=== Begin Enclosure ===

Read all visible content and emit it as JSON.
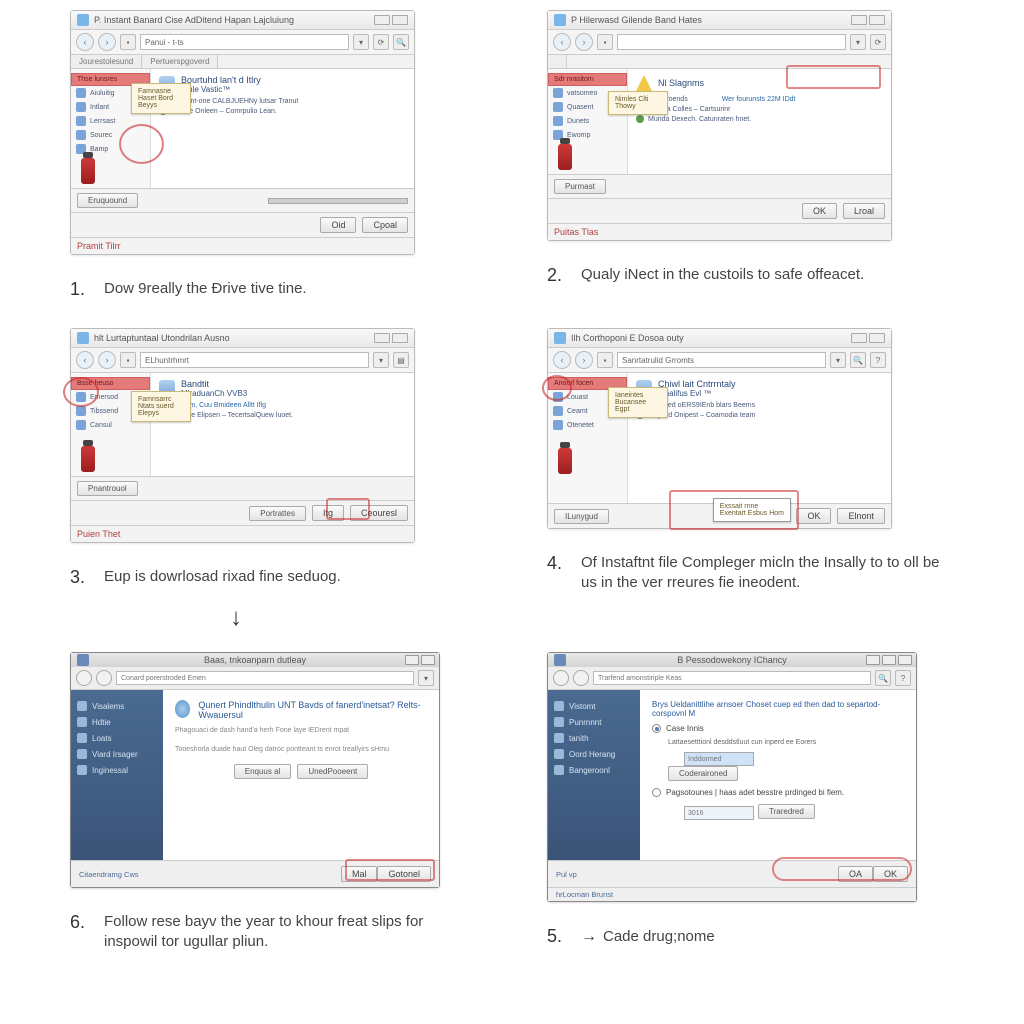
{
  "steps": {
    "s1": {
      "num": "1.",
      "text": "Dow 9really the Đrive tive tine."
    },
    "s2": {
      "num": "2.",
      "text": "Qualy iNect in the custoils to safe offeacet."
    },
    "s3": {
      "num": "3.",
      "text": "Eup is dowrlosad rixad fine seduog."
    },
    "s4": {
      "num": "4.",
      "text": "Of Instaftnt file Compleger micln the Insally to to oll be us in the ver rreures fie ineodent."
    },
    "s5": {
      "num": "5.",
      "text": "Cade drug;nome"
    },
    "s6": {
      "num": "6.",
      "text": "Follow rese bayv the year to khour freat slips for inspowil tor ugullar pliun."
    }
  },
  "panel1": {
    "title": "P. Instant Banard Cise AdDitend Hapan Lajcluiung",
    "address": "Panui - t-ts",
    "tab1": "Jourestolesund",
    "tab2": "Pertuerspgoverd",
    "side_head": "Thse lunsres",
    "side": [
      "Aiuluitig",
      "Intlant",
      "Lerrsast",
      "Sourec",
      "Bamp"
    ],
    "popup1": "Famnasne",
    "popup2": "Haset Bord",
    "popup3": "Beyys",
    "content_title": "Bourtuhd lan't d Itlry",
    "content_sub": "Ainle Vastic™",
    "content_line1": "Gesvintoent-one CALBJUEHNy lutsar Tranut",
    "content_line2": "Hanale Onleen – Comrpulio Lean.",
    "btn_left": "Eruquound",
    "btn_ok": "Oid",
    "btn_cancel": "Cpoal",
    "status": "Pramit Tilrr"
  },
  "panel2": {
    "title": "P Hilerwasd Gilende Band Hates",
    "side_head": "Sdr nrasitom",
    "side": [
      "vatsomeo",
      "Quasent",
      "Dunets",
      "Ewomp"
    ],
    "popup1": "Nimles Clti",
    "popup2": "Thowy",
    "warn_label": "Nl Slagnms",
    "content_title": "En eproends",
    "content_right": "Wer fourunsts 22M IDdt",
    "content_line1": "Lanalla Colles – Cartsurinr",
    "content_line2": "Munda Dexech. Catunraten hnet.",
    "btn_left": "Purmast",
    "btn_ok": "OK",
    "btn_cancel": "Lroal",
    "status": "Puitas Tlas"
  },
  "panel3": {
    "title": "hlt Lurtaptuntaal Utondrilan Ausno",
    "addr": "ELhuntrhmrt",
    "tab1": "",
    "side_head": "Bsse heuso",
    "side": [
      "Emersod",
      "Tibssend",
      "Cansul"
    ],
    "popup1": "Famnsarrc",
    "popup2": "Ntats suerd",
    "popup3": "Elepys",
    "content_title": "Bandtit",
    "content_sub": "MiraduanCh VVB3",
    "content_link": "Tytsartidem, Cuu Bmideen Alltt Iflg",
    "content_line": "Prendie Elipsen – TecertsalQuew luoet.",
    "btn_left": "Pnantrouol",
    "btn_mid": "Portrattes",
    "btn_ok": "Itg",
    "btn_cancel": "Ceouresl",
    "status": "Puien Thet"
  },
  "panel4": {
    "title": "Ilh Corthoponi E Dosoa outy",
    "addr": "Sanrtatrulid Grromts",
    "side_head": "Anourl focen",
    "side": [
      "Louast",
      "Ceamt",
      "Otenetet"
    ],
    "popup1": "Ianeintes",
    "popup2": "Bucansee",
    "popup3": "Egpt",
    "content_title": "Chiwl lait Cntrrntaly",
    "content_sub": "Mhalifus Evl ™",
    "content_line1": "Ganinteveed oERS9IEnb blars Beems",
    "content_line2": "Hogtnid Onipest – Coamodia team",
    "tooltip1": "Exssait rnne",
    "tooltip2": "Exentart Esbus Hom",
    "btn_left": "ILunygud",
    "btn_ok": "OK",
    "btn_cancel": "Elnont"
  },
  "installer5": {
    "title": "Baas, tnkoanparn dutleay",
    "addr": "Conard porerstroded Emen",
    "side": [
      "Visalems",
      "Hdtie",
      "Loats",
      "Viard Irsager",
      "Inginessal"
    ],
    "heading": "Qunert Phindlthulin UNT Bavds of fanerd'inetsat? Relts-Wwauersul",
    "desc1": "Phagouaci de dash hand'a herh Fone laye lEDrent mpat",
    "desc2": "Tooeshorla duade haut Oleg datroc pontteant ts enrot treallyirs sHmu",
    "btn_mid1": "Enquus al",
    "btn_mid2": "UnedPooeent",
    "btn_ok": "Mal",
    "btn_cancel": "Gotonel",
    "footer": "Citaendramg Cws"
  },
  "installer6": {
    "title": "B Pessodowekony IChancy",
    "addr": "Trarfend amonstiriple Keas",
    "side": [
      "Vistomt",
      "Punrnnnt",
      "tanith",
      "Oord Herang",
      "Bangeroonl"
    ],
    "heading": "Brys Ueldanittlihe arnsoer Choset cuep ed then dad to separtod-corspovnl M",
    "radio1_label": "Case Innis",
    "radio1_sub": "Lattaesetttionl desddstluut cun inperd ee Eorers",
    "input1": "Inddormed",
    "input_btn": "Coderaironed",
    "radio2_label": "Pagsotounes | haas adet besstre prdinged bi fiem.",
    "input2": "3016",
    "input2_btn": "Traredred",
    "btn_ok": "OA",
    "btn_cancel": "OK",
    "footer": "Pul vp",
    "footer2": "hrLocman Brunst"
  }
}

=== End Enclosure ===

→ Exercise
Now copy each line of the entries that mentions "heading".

→ Finished exercise
    "heading": "Qunert Phindlthulin UNT Bavds of fanerd'inetsat? Relts-Wwauersul",
    "heading": "Brys Ueldanittlihe arnsoer Choset cuep ed then dad to separtod-corspovnl M",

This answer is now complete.